Date posted: February 7, 2012A new study is suggesting that social media sites like Facebook and Twitter may be more difficult to resist than cigarettes or alcohol. The study (conducted by a team from the University of Chicago’s Booth School of Business) which involved 205 people in Wurtzburg, Germany, analyzed addictive social media habits by polling participants, via smartphone. Participants were asked seven times a day (over the course of a week) whether they experienced a desire (to visit a social media site) within the past 30 minutes, and whether or not the succumbed to that desire. Desires were then gauged on a scale from mild to “irresistible.” Of the 10,558 responses recorded, 7,827 “desire episodes” were reported. The study will soon be published in the Psychological Science journal, but preliminary data the high rates of “self-control failures” related to social media services. “Desires for media may be comparatively harder to resist because of their high availability and also because it feels like it does not ‘cost much’ to engage in these activities, even though one wants to resist,” said Wilhelm Hofmann, the leader of team conducting the study. Hofmann believes that people may fail to resist social media because there is no obvious or immediate downside (even if they may be a drain on your time). We'll have to wait until the final report is published to get all the details. In the meantime, it's believed that mobile visitors to Facebook could see advertisingas early as March. Facebook has avoided selling ads on its mobile site or app thus far, but with its impending IPO, that looks set to change. The company is set to be valued at $100 billion dollars, a valuation that many expect will force the company into selling its users' data. What does this have to do with education marketing? Well, pretty much everything. A key to both your school's marketing and recruiting strategies is knowing your target audience and then deciding how to best reach that audience. With more and more prospective students experiencing the Web through smartphones, and social media an increasingly important part of the overall Web experience, it's becoming abundantly clear that schools need to have both a comprehensive social media strategy and a mobile friendly website or app.
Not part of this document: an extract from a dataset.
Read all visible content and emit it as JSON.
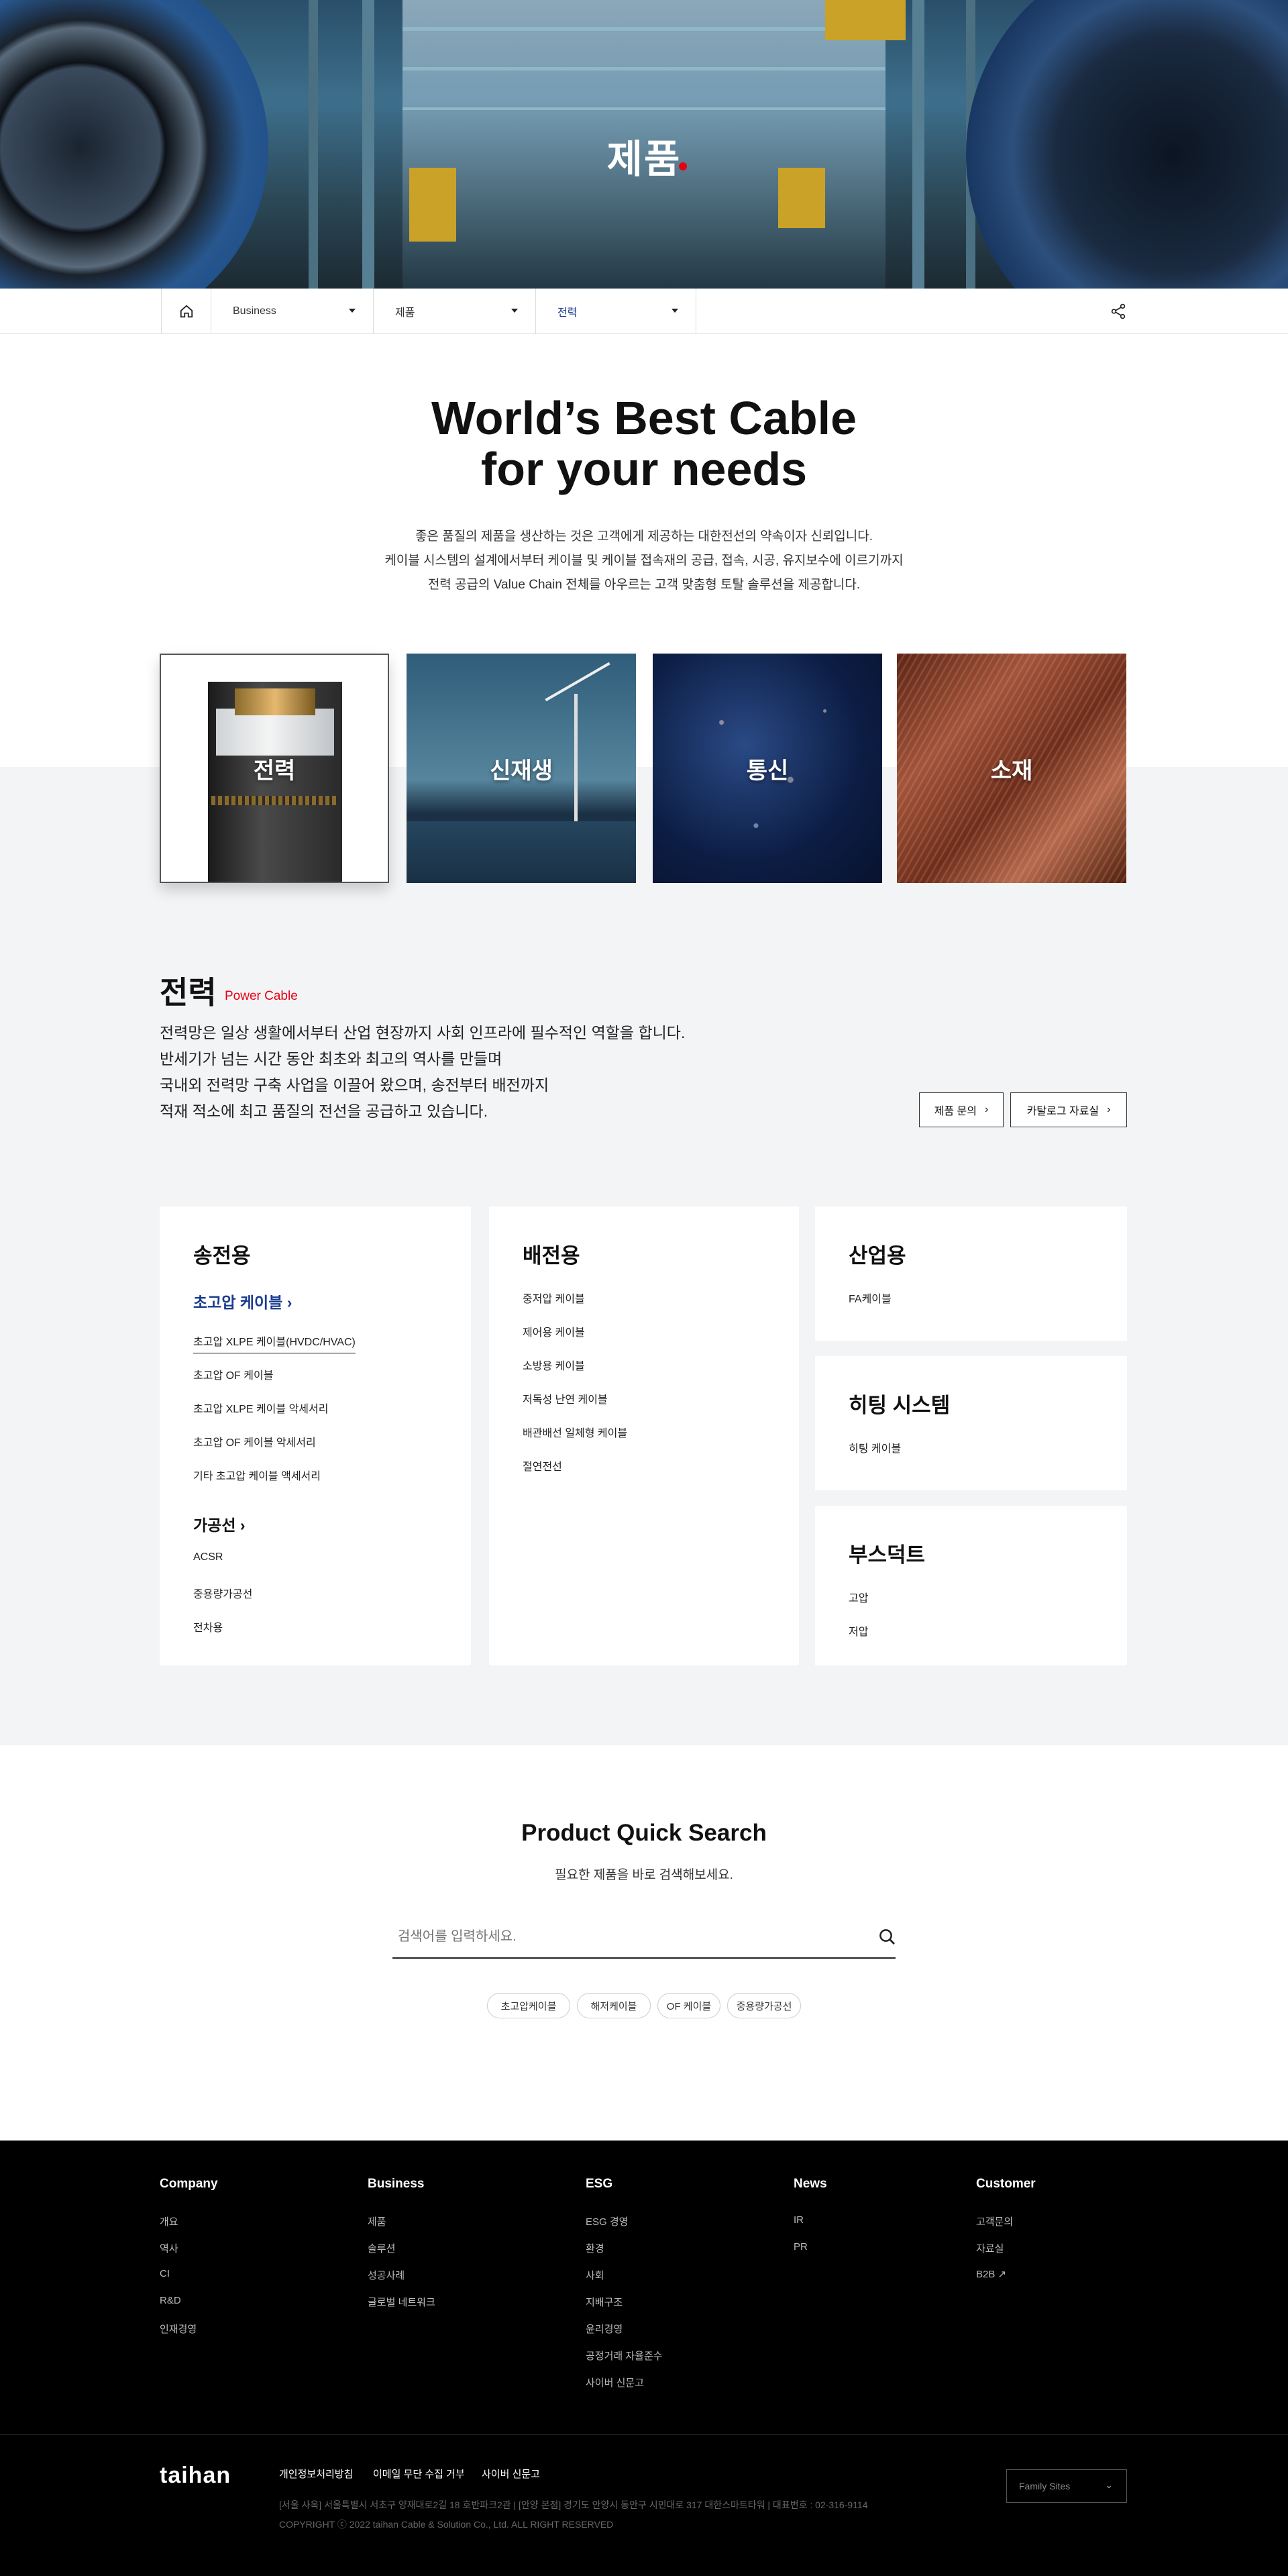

Don't be left behind. What do you think about the new study? Is Facebook and Twitter more addictive than cigarettes and alcohol?